The Zellner brothers’ latest film, KID-THING, is set in depressed rural Texas and told through the naïve and lonely eyes of 10-year-old troublemaker Annie. Like most children her age, Annie enjoys riding around on her bike and pranking anyone she sets her sights on. A seemingly-parentless child with a despondent father, Annie spends her days swiping from the local convenience store, throwing dough at passing cars exiting the highway, picking fights with other children her age, and exploring the countryside. Annie does not think about morality or consequences of her actions; after all, she is only 10, and her father isn’t much of a role model himself.
KID-THING is filmed with a very specific feeling in mind; there is little to no soundtrack to the film, instead focusing on wide shots of countryside, goats and chickens in the yard, freeways and bales of hay. There are very few people shown, as well, and strong personalities (excluding Annie) are even rarer. The focus is completely on Annie and her depressing, lonely lifestyle reflected in the environment around her. Perhaps the most poignant scene of KID-THING is an observation of a fellow child’s birthday party. It is certainly the least happy birthday I have ever seen, and as one looks at the face of the birthday girl throughout the scene, one can see a quiet acceptance of her life and its series of unfortunate events.
As for Annie, all is well and good – or at least as well and good as can be – until the day she happens across the callings of a woman trapped in a hole in the ground, far from any travelled path. This woman, Esther (voiced by Susan Tyrell), pleads with Annie to help her, asking Annie to go tell an adult (an authority figure) about her predicament. Not trusting Esther, and actually somewhat fearing this voice from out of the earth, Annie runs away. However, it is not long until this combination of fear and responsibility has Annie return to Esther – not with an adult; but with food, a walkie-talkie, and stolen drink. Becoming Esther’s caretaker, Annie slowly becomes conscious to the larger world, and how her decisions impact those around her.
During another visit to Esther, Annie makes the conscious choice to buy those supplies which she will bring to Esther; but as irony would have it, after making a good ethical choice, her bike is stolen while she pays the store clerk.
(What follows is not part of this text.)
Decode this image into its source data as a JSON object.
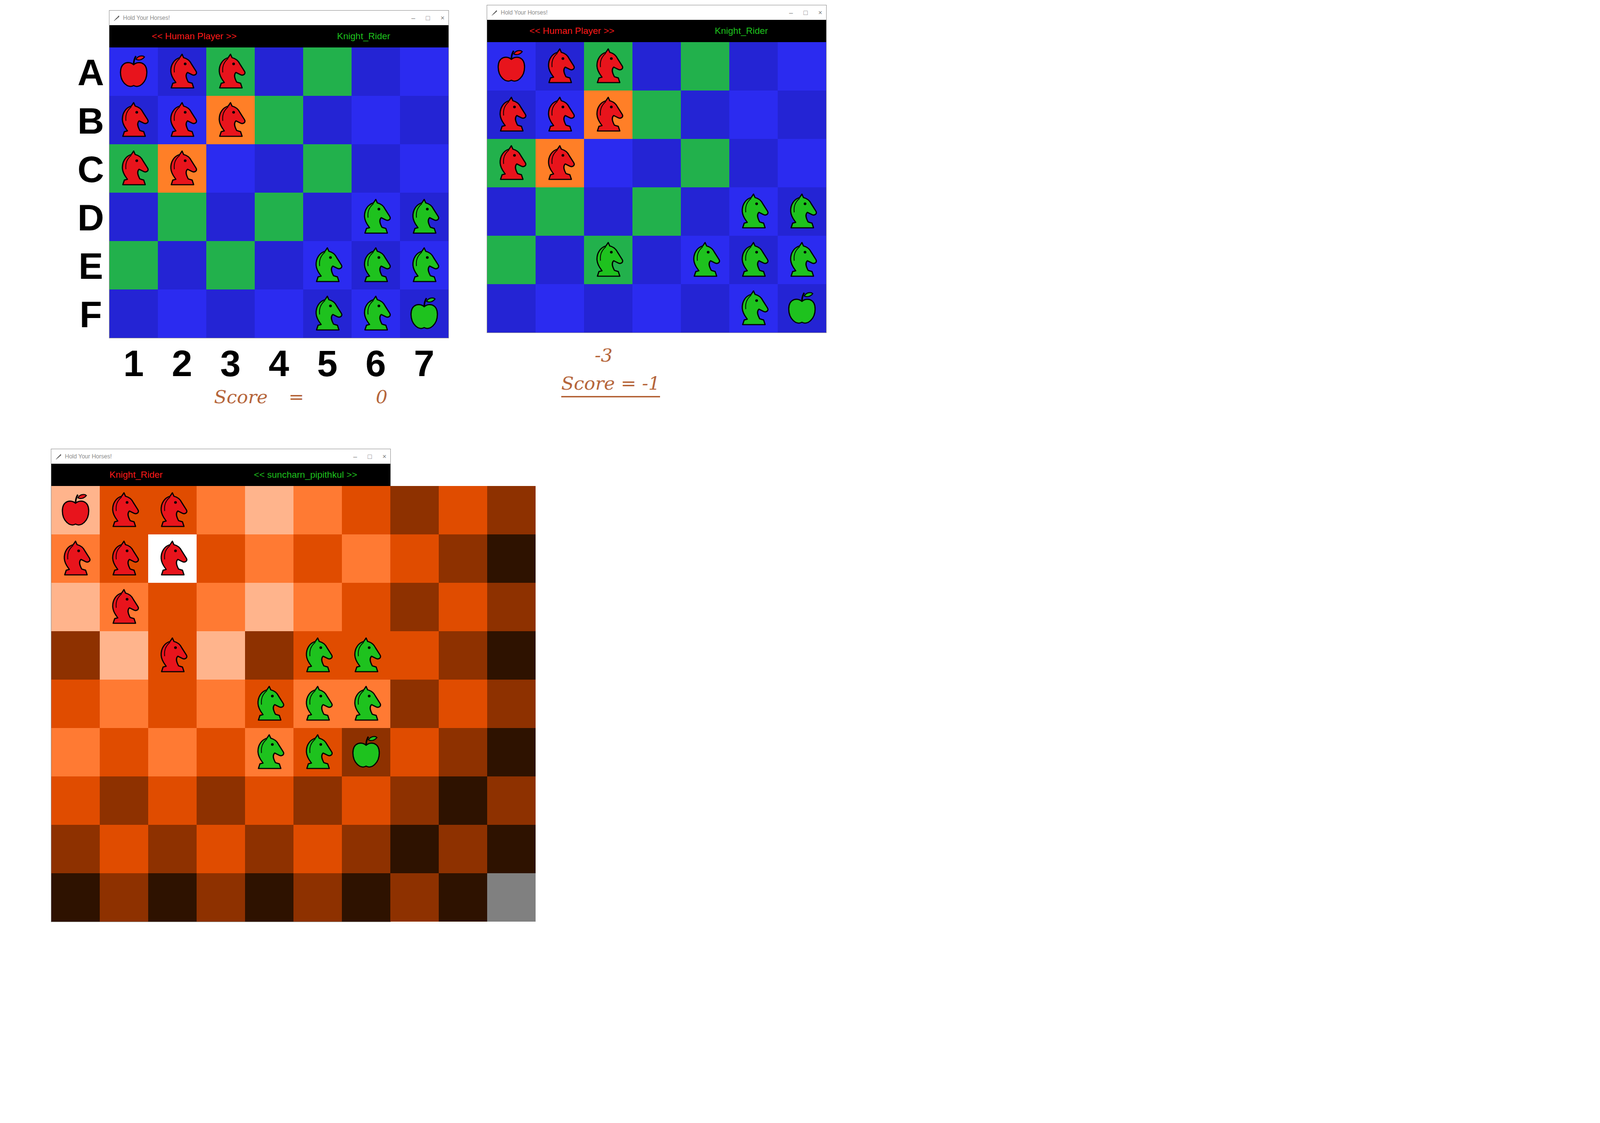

This scene, along with a couple other events that threaten to change Annie’s life forever, marks a turning point for the girl who is growing up too fast. Finally, as communication with Esther is lost, Annie returns to the hole for one final time.
7 / 10
|Title||Country / Year||Genre|
|David Zellner||Sydney Aguirre, Nathan Zellner, and Susan Tyrell||80 Mins|